#### YOUR GOAL
The required output is every record, written out exactly.

#### Dataset excerpts

○ ○ ○ ○ ○ ○ ○

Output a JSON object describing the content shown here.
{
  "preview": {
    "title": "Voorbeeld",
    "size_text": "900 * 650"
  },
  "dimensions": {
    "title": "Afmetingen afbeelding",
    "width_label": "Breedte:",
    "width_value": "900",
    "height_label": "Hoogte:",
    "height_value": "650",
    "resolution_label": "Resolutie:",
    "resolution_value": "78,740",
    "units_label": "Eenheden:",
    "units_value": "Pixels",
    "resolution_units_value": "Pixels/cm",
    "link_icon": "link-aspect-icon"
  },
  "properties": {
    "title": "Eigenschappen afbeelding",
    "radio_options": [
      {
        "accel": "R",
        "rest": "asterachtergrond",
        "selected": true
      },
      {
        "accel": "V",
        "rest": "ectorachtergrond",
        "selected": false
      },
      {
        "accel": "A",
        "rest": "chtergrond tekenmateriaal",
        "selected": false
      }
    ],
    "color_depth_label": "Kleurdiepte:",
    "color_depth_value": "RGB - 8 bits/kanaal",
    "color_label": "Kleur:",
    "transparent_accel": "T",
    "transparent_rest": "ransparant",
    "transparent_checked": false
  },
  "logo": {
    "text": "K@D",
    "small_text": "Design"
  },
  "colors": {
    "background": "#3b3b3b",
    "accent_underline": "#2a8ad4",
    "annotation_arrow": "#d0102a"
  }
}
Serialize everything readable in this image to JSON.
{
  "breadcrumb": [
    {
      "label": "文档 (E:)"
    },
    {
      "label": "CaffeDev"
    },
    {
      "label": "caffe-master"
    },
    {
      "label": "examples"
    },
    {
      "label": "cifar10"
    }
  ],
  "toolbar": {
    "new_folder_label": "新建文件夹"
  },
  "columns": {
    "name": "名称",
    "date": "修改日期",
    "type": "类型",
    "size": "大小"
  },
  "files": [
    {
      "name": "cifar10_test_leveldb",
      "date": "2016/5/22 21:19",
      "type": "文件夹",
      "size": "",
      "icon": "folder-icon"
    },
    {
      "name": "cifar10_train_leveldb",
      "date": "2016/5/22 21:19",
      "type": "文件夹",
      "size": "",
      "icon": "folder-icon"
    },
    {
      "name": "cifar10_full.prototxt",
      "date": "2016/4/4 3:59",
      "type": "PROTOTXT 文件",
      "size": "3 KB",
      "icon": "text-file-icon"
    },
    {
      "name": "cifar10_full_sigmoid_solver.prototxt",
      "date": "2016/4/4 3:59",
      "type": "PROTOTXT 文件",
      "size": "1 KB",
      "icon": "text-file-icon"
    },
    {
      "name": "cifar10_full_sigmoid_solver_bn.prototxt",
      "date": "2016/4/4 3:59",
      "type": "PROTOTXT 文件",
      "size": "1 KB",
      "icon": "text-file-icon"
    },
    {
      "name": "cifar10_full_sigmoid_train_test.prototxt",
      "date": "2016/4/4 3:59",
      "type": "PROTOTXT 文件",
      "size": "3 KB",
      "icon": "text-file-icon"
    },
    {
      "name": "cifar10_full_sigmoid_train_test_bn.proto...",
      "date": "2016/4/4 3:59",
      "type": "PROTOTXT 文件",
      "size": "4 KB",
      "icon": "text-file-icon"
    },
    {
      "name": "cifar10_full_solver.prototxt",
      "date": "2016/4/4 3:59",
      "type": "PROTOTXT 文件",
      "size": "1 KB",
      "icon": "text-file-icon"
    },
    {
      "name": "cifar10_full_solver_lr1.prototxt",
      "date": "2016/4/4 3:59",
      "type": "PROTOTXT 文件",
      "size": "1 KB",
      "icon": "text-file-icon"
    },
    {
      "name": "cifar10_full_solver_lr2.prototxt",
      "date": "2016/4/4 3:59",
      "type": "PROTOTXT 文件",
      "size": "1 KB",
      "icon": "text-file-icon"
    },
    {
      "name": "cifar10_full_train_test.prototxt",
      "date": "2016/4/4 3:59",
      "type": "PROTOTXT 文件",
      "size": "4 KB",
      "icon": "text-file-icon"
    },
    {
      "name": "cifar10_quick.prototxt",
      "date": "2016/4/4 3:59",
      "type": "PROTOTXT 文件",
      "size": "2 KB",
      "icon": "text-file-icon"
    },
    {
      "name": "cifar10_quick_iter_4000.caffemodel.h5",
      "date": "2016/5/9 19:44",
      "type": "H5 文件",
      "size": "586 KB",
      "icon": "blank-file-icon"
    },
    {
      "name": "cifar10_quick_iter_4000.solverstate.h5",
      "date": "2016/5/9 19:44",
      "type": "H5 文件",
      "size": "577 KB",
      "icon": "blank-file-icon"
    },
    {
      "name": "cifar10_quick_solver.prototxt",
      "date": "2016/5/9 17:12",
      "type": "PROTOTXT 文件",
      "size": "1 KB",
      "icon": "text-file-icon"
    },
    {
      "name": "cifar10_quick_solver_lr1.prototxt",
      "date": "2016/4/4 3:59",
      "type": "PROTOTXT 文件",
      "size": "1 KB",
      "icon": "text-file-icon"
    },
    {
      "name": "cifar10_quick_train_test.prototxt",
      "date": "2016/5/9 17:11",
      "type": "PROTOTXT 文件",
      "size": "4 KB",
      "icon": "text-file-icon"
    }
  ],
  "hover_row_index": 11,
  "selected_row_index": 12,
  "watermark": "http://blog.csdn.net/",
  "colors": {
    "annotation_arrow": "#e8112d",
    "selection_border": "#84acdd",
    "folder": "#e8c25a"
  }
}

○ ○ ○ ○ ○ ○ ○

#### SOLUTION FOR THIS EXERCISE
Output a JSON object describing the content shown here.
{
  "preview": {
    "title": "Voorbeeld",
    "size_text": "900 * 650"
  },
  "dimensions": {
    "title": "Afmetingen afbeelding",
    "width_label": "Breedte:",
    "width_value": "900",
    "height_label": "Hoogte:",
    "height_value": "650",
    "resolution_label": "Resolutie:",
    "resolution_value": "78,740",
    "units_label": "Eenheden:",
    "units_value": "Pixels",
    "resolution_units_value": "Pixels/cm",
    "link_icon": "link-aspect-icon"
  },
  "properties": {
    "title": "Eigenschappen afbeelding",
    "radio_options": [
      {
        "accel": "R",
        "rest": "asterachtergrond",
        "selected": true
      },
      {
        "accel": "V",
        "rest": "ectorachtergrond",
        "selected": false
      },
      {
        "accel": "A",
        "rest": "chtergrond tekenmateriaal",
        "selected": false
      }
    ],
    "color_depth_label": "Kleurdiepte:",
    "color_depth_value": "RGB - 8 bits/kanaal",
    "color_label": "Kleur:",
    "transparent_accel": "T",
    "transparent_rest": "ransparant",
    "transparent_checked": false
  },
  "logo": {
    "text": "K@D",
    "small_text": "Design"
  },
  "colors": {
    "background": "#3b3b3b",
    "accent_underline": "#2a8ad4",
    "annotation_arrow": "#d0102a"
  }
}
Serialize everything readable in this image to JSON.
{
  "breadcrumb": [
    {
      "label": "文档 (E:)"
    },
    {
      "label": "CaffeDev"
    },
    {
      "label": "caffe-master"
    },
    {
      "label": "examples"
    },
    {
      "label": "cifar10"
    }
  ],
  "toolbar": {
    "new_folder_label": "新建文件夹"
  },
  "columns": {
    "name": "名称",
    "date": "修改日期",
    "type": "类型",
    "size": "大小"
  },
  "files": [
    {
      "name": "cifar10_test_leveldb",
      "date": "2016/5/22 21:19",
      "type": "文件夹",
      "size": "",
      "icon": "folder-icon"
    },
    {
      "name": "cifar10_train_leveldb",
      "date": "2016/5/22 21:19",
      "type": "文件夹",
      "size": "",
      "icon": "folder-icon"
    },
    {
      "name": "cifar10_full.prototxt",
      "date": "2016/4/4 3:59",
      "type": "PROTOTXT 文件",
      "size": "3 KB",
      "icon": "text-file-icon"
    },
    {
      "name": "cifar10_full_sigmoid_solver.prototxt",
      "date": "2016/4/4 3:59",
      "type": "PROTOTXT 文件",
      "size": "1 KB",
      "icon": "text-file-icon"
    },
    {
      "name": "cifar10_full_sigmoid_solver_bn.prototxt",
      "date": "2016/4/4 3:59",
      "type": "PROTOTXT 文件",
      "size": "1 KB",
      "icon": "text-file-icon"
    },
    {
      "name": "cifar10_full_sigmoid_train_test.prototxt",
      "date": "2016/4/4 3:59",
      "type": "PROTOTXT 文件",
      "size": "3 KB",
      "icon": "text-file-icon"
    },
    {
      "name": "cifar10_full_sigmoid_train_test_bn.proto...",
      "date": "2016/4/4 3:59",
      "type": "PROTOTXT 文件",
      "size": "4 KB",
      "icon": "text-file-icon"
    },
    {
      "name": "cifar10_full_solver.prototxt",
      "date": "2016/4/4 3:59",
      "type": "PROTOTXT 文件",
      "size": "1 KB",
      "icon": "text-file-icon"
    },
    {
      "name": "cifar10_full_solver_lr1.prototxt",
      "date": "2016/4/4 3:59",
      "type": "PROTOTXT 文件",
      "size": "1 KB",
      "icon": "text-file-icon"
    },
    {
      "name": "cifar10_full_solver_lr2.prototxt",
      "date": "2016/4/4 3:59",
      "type": "PROTOTXT 文件",
      "size": "1 KB",
      "icon": "text-file-icon"
    },
    {
      "name": "cifar10_full_train_test.prototxt",
      "date": "2016/4/4 3:59",
      "type": "PROTOTXT 文件",
      "size": "4 KB",
      "icon": "text-file-icon"
    },
    {
      "name": "cifar10_quick.prototxt",
      "date": "2016/4/4 3:59",
      "type": "PROTOTXT 文件",
      "size": "2 KB",
      "icon": "text-file-icon"
    },
    {
      "name": "cifar10_quick_iter_4000.caffemodel.h5",
      "date": "2016/5/9 19:44",
      "type": "H5 文件",
      "size": "586 KB",
      "icon": "blank-file-icon"
    },
    {
      "name": "cifar10_quick_iter_4000.solverstate.h5",
      "date": "2016/5/9 19:44",
      "type": "H5 文件",
      "size": "577 KB",
      "icon": "blank-file-icon"
    },
    {
      "name": "cifar10_quick_solver.prototxt",
      "date": "2016/5/9 17:12",
      "type": "PROTOTXT 文件",
      "size": "1 KB",
      "icon": "text-file-icon"
    },
    {
      "name": "cifar10_quick_solver_lr1.prototxt",
      "date": "2016/4/4 3:59",
      "type": "PROTOTXT 文件",
      "size": "1 KB",
      "icon": "text-file-icon"
    },
    {
      "name": "cifar10_quick_train_test.prototxt",
      "date": "2016/5/9 17:11",
      "type": "PROTOTXT 文件",
      "size": "4 KB",
      "icon": "text-file-icon"
    }
  ],
  "hover_row_index": 11,
  "selected_row_index": 12,
  "watermark": "http://blog.csdn.net/",
  "colors": {
    "annotation_arrow": "#e8112d",
    "selection_border": "#84acdd",
    "folder": "#e8c25a"
  }
}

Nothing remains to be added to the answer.